Researchers from the Centre on Migration, Policy and Society (COMPAS) conducted interviews with migrant children, migrant families, policymakers, teachers, GPs and support agencies in London and Birmingham. They discovered that a high proportion of 'irregular migrant' children, whose parents are living in the UK without authorisation, were either born or have spent most of their childhood here. Yet they found this group is trapped between conflicting laws that on the one hand protect children, but on the other enforce migration control.
It suggests the children are at risk of destitution, exploitation and social exclusion because of contradictory and frequently changing rules and regulations which jeopardise their access to healthcare, education, protection by the police and other public services.
Dr Nando Sigona, the report's main author, said: 'Current immigration policy seems to override the concern for children's rights. Nobody, not the public nor the children or their families, benefits from this.'
Both international and British laws guarantee children access to education and healthcare, irrespective of their immigration status, and oblige public authorities to work in the children's best interests. ?
But the report finds that increased demands on public authorities by the UK Border Agency (UKBA) – such as asking social services to report suspected irregular migrants – are pushing families and children away from essential services, leaving them more vulnerable and isolated. This can also mean that children and their families who are victims of serious crime may be afraid to report it to police because of their fears about their immigration status.
The report says frontline professionals like GPs and teachers are increasingly being asked to check the legal status of children in their care. Not having legal status can mean the children either don't go to school or can't participate fully. It also means they may not be able to register with a GP or that pregnant mothers who lack legal status may avoid antenatal and postnatal care for fear of being reported to UKBA, says the report.
Dr Paramjit Gill of The Royal College of General Practitioners commented: 'Having a large group of young people without access to healthcare has significant public health implications such as missing out on routine immunisation and screening programmes.'

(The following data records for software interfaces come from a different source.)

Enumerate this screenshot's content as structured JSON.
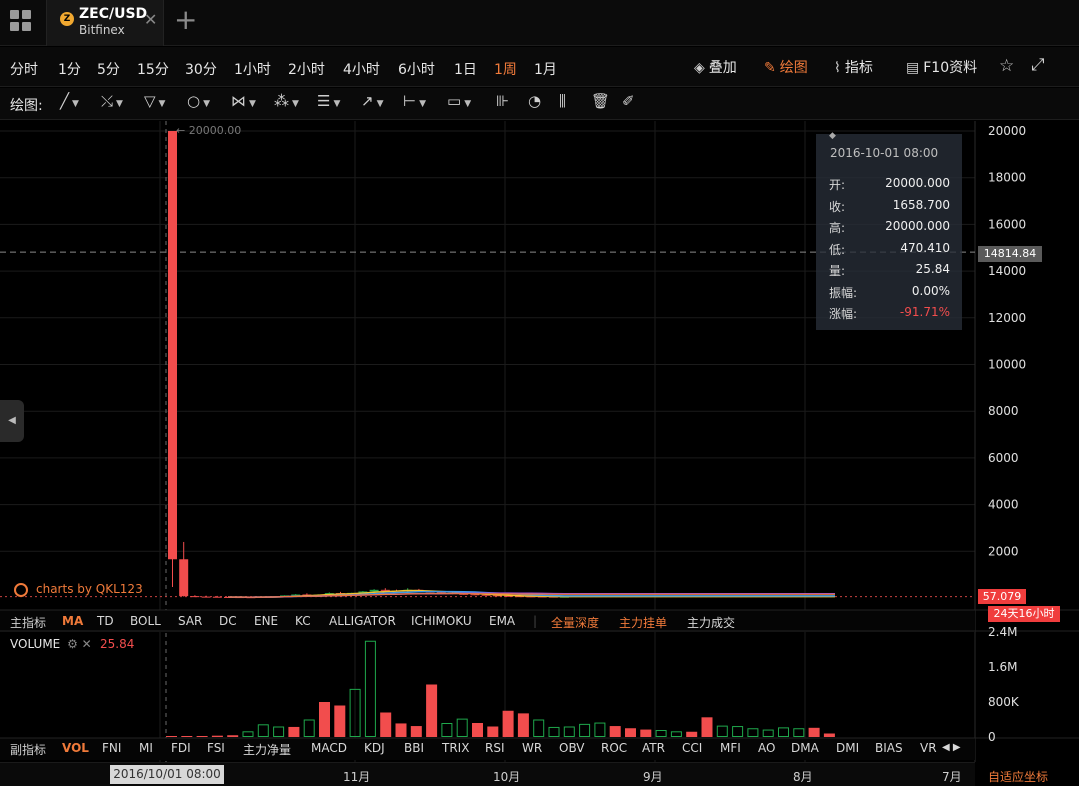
{
  "tab": {
    "pair": "ZEC/USD",
    "exchange": "Bitfinex",
    "coin_glyph": "Z",
    "close": "✕",
    "add": "+"
  },
  "periods": [
    "分时",
    "1分",
    "5分",
    "15分",
    "30分",
    "1小时",
    "2小时",
    "4小时",
    "6小时",
    "1日",
    "1周",
    "1月"
  ],
  "active_period": "1周",
  "right_tools": [
    {
      "icon": "layers-icon",
      "glyph": "◈",
      "label": "叠加",
      "active": false
    },
    {
      "icon": "pen-icon",
      "glyph": "✎",
      "label": "绘图",
      "active": true
    },
    {
      "icon": "indicator-icon",
      "glyph": "⌇",
      "label": "指标",
      "active": false
    },
    {
      "icon": "document-icon",
      "glyph": "▤",
      "label": "F10资料",
      "active": false
    }
  ],
  "favorite_glyph": "☆",
  "fullscreen_glyph": "⤢",
  "draw_label": "绘图:",
  "draw_tools": [
    {
      "name": "line-tool-icon",
      "glyph": "╱"
    },
    {
      "name": "trend-tool-icon",
      "glyph": "⤯"
    },
    {
      "name": "triangle-tool-icon",
      "glyph": "▽"
    },
    {
      "name": "circle-tool-icon",
      "glyph": "○"
    },
    {
      "name": "wave-tool-icon",
      "glyph": "⋈"
    },
    {
      "name": "pattern-tool-icon",
      "glyph": "⁂"
    },
    {
      "name": "fib-tool-icon",
      "glyph": "☰"
    },
    {
      "name": "arrow-tool-icon",
      "glyph": "↗"
    },
    {
      "name": "measure-tool-icon",
      "glyph": "⊢"
    },
    {
      "name": "comment-tool-icon",
      "glyph": "▭"
    }
  ],
  "draw_actions": [
    {
      "name": "bar-style-icon",
      "glyph": "⊪"
    },
    {
      "name": "candle-style-icon",
      "glyph": "◔"
    },
    {
      "name": "hist-style-icon",
      "glyph": "⫼"
    },
    {
      "name": "trash-icon",
      "glyph": "🗑"
    },
    {
      "name": "brush-icon",
      "glyph": "✐"
    }
  ],
  "tooltip": {
    "date": "2016-10-01 08:00",
    "rows": [
      {
        "k": "开:",
        "v": "20000.000"
      },
      {
        "k": "收:",
        "v": "1658.700"
      },
      {
        "k": "高:",
        "v": "20000.000"
      },
      {
        "k": "低:",
        "v": "470.410"
      },
      {
        "k": "量:",
        "v": "25.84"
      },
      {
        "k": "振幅:",
        "v": "0.00%"
      },
      {
        "k": "涨幅:",
        "v": "-91.71%",
        "neg": true
      }
    ]
  },
  "price_axis": [
    "20000",
    "18000",
    "16000",
    "14000",
    "12000",
    "10000",
    "8000",
    "6000",
    "4000",
    "2000"
  ],
  "cross_price": "14814.84",
  "last_price": "57.079",
  "countdown": "24天16小时",
  "peak_label": "← 20000.00",
  "watermark": "charts by QKL123",
  "main_indicators": {
    "label": "主指标",
    "items": [
      "MA",
      "TD",
      "BOLL",
      "SAR",
      "DC",
      "ENE",
      "KC",
      "ALLIGATOR",
      "ICHIMOKU",
      "EMA"
    ],
    "active": "MA",
    "extra": [
      "全量深度",
      "主力挂单",
      "主力成交"
    ]
  },
  "volume": {
    "title": "VOLUME",
    "gear": "⚙",
    "close": "✕",
    "value": "25.84",
    "axis": [
      "2.4M",
      "1.6M",
      "800K",
      "0"
    ]
  },
  "sub_indicators": {
    "label": "副指标",
    "items": [
      "VOL",
      "FNI",
      "MI",
      "FDI",
      "FSI",
      "主力净量",
      "MACD",
      "KDJ",
      "BBI",
      "TRIX",
      "RSI",
      "WR",
      "OBV",
      "ROC",
      "ATR",
      "CCI",
      "MFI",
      "AO",
      "DMA",
      "DMI",
      "BIAS",
      "VR"
    ],
    "active": "VOL",
    "arrows": "◀ ▶"
  },
  "date_axis": [
    "11月",
    "10月",
    "9月",
    "8月",
    "7月"
  ],
  "date_cross": "2016/10/01 08:00",
  "autoscale": "自适应坐标",
  "colors": {
    "up": "#1fa84c",
    "down": "#f24d4d",
    "accent": "#f07a3a",
    "bg": "#000000"
  },
  "chart_data": {
    "type": "candlestick",
    "price_ylim": [
      0,
      20000
    ],
    "volume_ylim": [
      0,
      2400000
    ],
    "candles": [
      {
        "o": 20000,
        "h": 20000,
        "l": 470,
        "c": 1659
      },
      {
        "o": 1659,
        "h": 2400,
        "l": 60,
        "c": 80
      },
      {
        "o": 80,
        "h": 120,
        "l": 40,
        "c": 60
      },
      {
        "o": 60,
        "h": 100,
        "l": 40,
        "c": 55
      },
      {
        "o": 55,
        "h": 90,
        "l": 35,
        "c": 45
      },
      {
        "o": 45,
        "h": 80,
        "l": 30,
        "c": 40
      },
      {
        "o": 40,
        "h": 70,
        "l": 30,
        "c": 35
      },
      {
        "o": 35,
        "h": 60,
        "l": 25,
        "c": 30
      },
      {
        "o": 30,
        "h": 55,
        "l": 25,
        "c": 48
      },
      {
        "o": 48,
        "h": 70,
        "l": 40,
        "c": 62
      },
      {
        "o": 62,
        "h": 120,
        "l": 55,
        "c": 110
      },
      {
        "o": 110,
        "h": 170,
        "l": 90,
        "c": 150
      },
      {
        "o": 150,
        "h": 200,
        "l": 120,
        "c": 130
      },
      {
        "o": 130,
        "h": 160,
        "l": 110,
        "c": 145
      },
      {
        "o": 145,
        "h": 240,
        "l": 130,
        "c": 210
      },
      {
        "o": 210,
        "h": 260,
        "l": 180,
        "c": 190
      },
      {
        "o": 190,
        "h": 230,
        "l": 170,
        "c": 220
      },
      {
        "o": 220,
        "h": 300,
        "l": 200,
        "c": 280
      },
      {
        "o": 280,
        "h": 380,
        "l": 250,
        "c": 350
      },
      {
        "o": 350,
        "h": 420,
        "l": 300,
        "c": 320
      },
      {
        "o": 320,
        "h": 360,
        "l": 280,
        "c": 300
      },
      {
        "o": 300,
        "h": 420,
        "l": 260,
        "c": 350
      },
      {
        "o": 350,
        "h": 390,
        "l": 250,
        "c": 270
      },
      {
        "o": 270,
        "h": 300,
        "l": 230,
        "c": 260
      },
      {
        "o": 260,
        "h": 290,
        "l": 200,
        "c": 220
      },
      {
        "o": 220,
        "h": 240,
        "l": 160,
        "c": 180
      },
      {
        "o": 180,
        "h": 210,
        "l": 140,
        "c": 160
      },
      {
        "o": 160,
        "h": 190,
        "l": 120,
        "c": 140
      },
      {
        "o": 140,
        "h": 160,
        "l": 100,
        "c": 115
      },
      {
        "o": 115,
        "h": 130,
        "l": 85,
        "c": 95
      },
      {
        "o": 95,
        "h": 110,
        "l": 70,
        "c": 80
      },
      {
        "o": 80,
        "h": 95,
        "l": 60,
        "c": 70
      },
      {
        "o": 70,
        "h": 85,
        "l": 55,
        "c": 65
      },
      {
        "o": 65,
        "h": 80,
        "l": 50,
        "c": 60
      },
      {
        "o": 60,
        "h": 75,
        "l": 45,
        "c": 55
      },
      {
        "o": 55,
        "h": 70,
        "l": 45,
        "c": 57
      }
    ],
    "volumes": [
      25.84,
      20000,
      15000,
      30000,
      40000,
      130000,
      290000,
      240000,
      230000,
      400000,
      800000,
      720000,
      1100000,
      2200000,
      560000,
      310000,
      250000,
      1200000,
      320000,
      420000,
      320000,
      240000,
      600000,
      540000,
      400000,
      230000,
      240000,
      300000,
      330000,
      250000,
      200000,
      170000,
      160000,
      130000,
      120000,
      450000,
      260000,
      250000,
      200000,
      170000,
      220000,
      200000,
      210000,
      80000
    ],
    "volume_up": [
      false,
      false,
      false,
      false,
      false,
      true,
      true,
      true,
      false,
      true,
      false,
      false,
      true,
      true,
      false,
      false,
      false,
      false,
      true,
      true,
      false,
      false,
      false,
      false,
      true,
      true,
      true,
      true,
      true,
      false,
      false,
      false,
      true,
      true,
      false,
      false,
      true,
      true,
      true,
      true,
      true,
      true,
      false,
      false
    ]
  }
}
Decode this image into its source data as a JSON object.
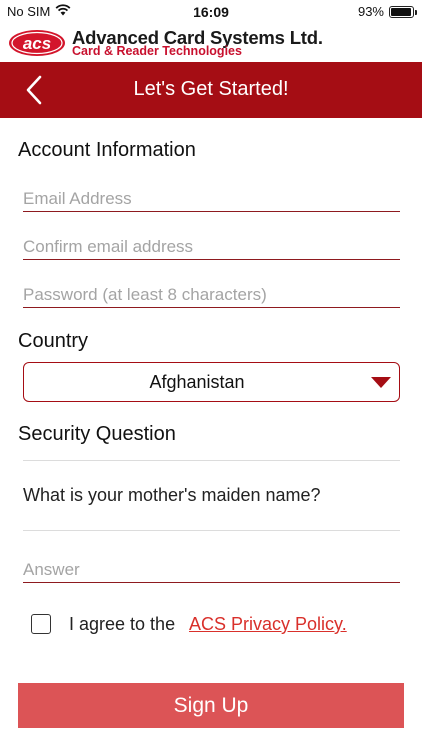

Dr Sigona said: 'The point of the report is to identify the situation that these children are in, and the difficulties that this places on the public service providers with whom they come into contact. Teachers, GPs and social workers should be allowed to do their jobs without having to act as de facto immigration control officers.'
The report recommends policy-makers take a more pragmatic approach, considering that children who were born or spent most of their childhood in the UK are unlikely to be deported, and there are potential negative impacts on British society of a long-term excluded population. It argues that one solution might be to provide this group of children with an opportunity to gain legal status as UK residents at birth, an approach that currently applies to children of irregular migrants in the US and Canada and the UK followed until 1981. ?